*** MATERIAL SHOWN Section Begins ***
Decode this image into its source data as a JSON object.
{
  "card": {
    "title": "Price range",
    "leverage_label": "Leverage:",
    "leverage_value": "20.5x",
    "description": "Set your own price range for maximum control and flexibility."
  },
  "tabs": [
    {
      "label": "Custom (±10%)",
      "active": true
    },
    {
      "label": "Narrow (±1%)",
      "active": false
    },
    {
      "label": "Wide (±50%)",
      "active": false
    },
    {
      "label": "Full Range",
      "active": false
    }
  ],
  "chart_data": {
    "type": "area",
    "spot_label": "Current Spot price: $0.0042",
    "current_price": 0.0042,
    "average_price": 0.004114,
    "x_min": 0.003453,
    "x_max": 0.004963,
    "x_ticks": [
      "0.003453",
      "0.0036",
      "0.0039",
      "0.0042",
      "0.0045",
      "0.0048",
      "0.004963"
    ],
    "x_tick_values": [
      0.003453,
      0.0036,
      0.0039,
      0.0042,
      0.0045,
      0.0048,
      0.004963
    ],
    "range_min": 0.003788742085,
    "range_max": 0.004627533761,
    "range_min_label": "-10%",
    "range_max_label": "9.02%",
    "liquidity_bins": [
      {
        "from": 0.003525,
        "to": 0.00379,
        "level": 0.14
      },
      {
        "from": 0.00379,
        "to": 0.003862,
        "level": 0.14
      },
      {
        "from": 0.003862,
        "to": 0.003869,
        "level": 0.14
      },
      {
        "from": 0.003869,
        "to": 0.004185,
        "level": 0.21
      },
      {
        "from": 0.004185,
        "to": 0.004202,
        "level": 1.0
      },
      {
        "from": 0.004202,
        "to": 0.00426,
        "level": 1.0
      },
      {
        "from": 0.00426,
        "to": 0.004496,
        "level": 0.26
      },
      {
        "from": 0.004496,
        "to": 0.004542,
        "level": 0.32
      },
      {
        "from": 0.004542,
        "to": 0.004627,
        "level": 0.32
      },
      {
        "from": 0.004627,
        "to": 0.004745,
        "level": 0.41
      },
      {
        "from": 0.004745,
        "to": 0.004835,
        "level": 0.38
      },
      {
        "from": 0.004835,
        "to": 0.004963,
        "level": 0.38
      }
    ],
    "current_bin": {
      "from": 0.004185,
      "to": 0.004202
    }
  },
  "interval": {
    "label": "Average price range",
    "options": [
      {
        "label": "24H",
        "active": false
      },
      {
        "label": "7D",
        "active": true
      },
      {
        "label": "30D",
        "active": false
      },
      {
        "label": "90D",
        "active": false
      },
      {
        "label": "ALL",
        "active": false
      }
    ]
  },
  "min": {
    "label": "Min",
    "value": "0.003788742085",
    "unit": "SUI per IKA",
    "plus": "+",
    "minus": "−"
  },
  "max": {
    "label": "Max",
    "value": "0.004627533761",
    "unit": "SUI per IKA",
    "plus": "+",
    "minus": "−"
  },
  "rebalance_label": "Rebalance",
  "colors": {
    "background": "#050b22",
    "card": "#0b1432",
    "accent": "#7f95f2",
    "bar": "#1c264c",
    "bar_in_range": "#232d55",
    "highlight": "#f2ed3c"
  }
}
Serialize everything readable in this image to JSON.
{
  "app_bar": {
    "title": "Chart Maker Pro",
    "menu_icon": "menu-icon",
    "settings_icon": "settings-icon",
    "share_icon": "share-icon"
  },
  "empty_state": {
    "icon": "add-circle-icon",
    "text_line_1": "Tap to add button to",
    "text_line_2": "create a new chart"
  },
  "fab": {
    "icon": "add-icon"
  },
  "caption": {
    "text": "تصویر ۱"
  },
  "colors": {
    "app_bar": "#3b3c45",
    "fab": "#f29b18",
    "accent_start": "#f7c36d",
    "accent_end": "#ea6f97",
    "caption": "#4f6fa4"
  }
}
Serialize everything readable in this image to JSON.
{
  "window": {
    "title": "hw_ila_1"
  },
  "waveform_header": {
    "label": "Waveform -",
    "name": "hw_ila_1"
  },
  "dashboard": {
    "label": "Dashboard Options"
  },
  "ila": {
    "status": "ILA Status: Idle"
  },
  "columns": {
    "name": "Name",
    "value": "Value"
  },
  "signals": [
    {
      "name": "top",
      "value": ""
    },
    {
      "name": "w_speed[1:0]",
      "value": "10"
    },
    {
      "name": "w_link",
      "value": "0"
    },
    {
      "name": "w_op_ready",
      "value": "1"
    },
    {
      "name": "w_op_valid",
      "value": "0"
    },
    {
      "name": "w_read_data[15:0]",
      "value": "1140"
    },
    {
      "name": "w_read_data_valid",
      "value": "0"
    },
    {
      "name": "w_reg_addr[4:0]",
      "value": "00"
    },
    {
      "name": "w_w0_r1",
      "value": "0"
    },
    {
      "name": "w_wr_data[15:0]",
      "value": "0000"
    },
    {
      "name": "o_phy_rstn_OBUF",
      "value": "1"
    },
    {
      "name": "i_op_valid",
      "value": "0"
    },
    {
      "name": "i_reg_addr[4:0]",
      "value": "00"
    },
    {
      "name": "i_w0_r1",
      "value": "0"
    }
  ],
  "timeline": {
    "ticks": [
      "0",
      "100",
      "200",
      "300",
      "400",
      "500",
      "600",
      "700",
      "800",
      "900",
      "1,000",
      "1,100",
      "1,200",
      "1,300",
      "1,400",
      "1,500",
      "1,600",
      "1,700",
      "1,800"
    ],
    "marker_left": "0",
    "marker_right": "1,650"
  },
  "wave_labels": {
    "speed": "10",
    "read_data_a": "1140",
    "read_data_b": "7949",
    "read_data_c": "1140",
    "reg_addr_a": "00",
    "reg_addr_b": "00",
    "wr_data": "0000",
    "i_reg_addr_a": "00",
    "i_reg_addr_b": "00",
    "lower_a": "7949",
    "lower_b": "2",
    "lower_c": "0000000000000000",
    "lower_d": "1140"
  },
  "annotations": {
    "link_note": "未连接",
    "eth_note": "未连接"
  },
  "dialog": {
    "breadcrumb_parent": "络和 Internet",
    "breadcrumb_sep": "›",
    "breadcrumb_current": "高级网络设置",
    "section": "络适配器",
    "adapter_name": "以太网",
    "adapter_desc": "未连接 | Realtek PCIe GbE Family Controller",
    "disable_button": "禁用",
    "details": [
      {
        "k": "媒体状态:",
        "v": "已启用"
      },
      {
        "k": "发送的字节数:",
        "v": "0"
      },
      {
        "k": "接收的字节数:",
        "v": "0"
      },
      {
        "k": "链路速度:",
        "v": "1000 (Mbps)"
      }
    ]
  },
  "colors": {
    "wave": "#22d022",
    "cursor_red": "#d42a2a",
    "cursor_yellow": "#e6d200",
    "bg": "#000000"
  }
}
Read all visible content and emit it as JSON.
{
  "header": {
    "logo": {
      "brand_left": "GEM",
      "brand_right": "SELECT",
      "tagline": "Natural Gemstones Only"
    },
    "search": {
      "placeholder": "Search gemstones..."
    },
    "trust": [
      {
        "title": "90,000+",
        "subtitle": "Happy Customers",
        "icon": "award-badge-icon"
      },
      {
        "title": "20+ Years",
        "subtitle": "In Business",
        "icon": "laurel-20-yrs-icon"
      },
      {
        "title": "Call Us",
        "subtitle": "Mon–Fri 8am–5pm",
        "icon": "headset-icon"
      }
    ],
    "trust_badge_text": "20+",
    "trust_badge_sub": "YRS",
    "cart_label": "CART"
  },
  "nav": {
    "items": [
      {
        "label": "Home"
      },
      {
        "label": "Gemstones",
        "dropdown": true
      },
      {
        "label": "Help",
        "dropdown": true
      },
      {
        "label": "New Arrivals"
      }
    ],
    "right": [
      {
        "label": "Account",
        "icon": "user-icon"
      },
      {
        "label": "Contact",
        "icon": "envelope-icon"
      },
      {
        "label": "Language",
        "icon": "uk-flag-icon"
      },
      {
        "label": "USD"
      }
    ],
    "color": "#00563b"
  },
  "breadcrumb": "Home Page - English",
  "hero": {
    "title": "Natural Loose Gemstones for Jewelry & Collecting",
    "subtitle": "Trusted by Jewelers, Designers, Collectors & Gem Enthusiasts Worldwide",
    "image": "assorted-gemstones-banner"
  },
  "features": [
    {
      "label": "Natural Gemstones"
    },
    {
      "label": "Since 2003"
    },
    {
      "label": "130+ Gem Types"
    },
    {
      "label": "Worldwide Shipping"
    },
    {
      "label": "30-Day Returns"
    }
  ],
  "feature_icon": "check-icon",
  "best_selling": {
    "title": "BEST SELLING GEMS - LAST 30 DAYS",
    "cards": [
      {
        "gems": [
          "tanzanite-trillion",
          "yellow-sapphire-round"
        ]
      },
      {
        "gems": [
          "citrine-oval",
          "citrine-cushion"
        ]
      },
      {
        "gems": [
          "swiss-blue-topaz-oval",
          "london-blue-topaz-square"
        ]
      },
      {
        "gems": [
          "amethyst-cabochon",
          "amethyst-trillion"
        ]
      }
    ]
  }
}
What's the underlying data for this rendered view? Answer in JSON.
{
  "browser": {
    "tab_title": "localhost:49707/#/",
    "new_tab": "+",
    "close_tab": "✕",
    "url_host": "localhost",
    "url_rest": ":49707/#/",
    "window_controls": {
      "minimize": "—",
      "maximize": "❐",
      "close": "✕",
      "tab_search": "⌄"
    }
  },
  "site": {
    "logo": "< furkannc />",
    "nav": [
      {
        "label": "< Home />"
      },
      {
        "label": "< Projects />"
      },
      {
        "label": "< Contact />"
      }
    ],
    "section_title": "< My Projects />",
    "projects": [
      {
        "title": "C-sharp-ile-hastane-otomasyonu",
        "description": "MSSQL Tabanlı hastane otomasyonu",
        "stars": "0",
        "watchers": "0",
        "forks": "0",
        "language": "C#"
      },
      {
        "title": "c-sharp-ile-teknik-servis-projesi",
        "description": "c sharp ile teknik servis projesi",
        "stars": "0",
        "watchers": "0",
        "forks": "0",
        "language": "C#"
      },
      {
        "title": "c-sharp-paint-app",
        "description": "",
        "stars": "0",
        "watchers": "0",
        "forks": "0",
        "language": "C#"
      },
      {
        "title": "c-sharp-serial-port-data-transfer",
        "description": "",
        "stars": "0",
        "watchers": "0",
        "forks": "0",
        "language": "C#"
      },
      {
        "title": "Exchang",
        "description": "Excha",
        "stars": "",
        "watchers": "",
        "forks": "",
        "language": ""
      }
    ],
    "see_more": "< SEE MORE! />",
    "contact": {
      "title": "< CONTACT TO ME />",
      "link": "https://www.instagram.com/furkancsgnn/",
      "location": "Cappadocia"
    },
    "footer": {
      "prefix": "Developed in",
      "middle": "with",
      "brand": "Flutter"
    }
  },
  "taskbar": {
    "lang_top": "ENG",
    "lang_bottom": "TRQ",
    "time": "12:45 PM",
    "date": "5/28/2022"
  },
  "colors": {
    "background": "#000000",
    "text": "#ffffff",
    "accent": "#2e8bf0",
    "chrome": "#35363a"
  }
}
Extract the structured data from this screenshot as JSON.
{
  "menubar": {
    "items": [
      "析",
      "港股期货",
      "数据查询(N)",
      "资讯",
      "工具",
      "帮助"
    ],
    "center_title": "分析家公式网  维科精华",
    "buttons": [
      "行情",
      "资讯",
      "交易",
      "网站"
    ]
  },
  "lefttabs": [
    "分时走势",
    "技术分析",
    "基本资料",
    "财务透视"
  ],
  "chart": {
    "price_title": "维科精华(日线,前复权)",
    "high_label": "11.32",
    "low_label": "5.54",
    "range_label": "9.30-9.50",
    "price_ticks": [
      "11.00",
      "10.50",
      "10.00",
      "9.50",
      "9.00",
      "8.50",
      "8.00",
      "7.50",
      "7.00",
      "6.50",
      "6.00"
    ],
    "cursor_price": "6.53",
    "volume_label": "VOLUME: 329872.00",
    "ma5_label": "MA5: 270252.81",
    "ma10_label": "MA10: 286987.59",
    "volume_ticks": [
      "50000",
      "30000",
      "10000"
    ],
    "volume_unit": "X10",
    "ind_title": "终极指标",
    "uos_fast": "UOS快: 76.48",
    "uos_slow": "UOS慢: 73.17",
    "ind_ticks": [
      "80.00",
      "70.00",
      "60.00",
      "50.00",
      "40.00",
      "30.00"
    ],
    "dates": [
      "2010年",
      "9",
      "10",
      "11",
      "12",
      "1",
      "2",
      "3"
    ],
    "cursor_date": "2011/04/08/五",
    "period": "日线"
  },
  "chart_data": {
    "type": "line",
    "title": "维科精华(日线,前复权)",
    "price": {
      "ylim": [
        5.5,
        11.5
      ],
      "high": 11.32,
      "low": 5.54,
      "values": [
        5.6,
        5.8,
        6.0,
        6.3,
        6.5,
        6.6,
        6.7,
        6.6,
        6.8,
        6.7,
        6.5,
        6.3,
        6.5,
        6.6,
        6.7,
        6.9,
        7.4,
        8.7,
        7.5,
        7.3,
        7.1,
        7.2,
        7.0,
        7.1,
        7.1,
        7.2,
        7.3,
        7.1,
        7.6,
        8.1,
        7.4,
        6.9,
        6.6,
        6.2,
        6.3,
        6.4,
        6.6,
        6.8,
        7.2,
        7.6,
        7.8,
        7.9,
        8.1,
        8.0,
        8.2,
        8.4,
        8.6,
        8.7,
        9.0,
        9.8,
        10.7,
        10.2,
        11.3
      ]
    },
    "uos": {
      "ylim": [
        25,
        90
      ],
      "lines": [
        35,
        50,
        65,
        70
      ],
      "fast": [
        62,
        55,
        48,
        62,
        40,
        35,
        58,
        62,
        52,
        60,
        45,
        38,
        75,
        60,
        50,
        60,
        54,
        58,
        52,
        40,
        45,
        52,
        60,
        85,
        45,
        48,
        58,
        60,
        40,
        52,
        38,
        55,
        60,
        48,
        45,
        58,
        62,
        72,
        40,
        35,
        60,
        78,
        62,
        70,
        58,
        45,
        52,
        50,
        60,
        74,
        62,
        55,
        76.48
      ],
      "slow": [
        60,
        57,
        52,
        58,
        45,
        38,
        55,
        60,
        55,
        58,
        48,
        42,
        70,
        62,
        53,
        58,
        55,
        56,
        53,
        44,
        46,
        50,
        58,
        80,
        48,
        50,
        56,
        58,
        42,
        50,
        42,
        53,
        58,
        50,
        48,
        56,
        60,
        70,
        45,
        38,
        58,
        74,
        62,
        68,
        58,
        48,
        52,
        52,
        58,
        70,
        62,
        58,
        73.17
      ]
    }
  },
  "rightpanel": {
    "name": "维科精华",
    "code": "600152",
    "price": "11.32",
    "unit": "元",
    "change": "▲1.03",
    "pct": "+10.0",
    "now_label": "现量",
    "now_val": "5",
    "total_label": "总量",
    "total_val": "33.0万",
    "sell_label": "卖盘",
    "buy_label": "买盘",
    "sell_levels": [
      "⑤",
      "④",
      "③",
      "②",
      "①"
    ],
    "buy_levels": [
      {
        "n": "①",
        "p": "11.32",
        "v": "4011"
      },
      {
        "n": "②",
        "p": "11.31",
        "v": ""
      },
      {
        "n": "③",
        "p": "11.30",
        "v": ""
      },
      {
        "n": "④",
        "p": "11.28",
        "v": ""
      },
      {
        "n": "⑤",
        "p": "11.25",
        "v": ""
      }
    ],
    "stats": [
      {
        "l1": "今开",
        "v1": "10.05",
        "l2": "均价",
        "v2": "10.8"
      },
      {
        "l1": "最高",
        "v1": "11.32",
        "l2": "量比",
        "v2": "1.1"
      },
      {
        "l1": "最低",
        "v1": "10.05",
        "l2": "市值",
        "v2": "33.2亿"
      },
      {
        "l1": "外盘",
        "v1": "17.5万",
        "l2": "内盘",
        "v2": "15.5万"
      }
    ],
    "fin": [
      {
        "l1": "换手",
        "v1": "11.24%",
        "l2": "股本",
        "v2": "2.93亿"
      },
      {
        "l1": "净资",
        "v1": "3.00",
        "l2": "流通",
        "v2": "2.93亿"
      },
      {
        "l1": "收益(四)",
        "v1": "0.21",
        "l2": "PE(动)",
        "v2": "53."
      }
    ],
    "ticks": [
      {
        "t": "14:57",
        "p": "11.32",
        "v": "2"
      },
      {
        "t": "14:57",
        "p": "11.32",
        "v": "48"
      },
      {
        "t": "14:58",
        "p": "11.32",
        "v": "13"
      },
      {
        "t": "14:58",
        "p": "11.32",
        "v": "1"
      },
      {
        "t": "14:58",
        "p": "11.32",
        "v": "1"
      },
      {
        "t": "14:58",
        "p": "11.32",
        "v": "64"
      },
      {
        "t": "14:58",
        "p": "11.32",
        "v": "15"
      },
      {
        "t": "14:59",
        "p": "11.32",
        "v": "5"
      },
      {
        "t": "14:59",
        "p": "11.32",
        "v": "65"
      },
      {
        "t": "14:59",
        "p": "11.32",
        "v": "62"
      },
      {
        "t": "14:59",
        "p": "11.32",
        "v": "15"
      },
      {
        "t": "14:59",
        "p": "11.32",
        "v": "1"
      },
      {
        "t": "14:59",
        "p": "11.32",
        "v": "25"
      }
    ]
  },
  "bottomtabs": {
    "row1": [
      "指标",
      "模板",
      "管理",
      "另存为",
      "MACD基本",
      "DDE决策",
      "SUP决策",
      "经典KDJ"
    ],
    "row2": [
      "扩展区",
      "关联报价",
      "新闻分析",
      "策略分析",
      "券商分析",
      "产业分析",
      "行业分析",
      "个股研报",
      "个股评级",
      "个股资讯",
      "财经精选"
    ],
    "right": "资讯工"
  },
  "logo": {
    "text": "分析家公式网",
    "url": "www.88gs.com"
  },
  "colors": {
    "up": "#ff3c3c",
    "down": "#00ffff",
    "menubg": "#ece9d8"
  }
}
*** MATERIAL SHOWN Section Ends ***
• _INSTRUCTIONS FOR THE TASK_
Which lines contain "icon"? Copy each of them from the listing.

• _SOLUTION TO THE PROBLEM_
    "menu_icon": "menu-icon",
    "settings_icon": "settings-icon",
    "share_icon": "share-icon"
    "icon": "add-circle-icon",
    "icon": "add-icon"
        "icon": "award-badge-icon"
        "icon": "laurel-20-yrs-icon"
        "icon": "headset-icon"
        "icon": "user-icon"
        "icon": "envelope-icon"
        "icon": "uk-flag-icon"
  "feature_icon": "check-icon",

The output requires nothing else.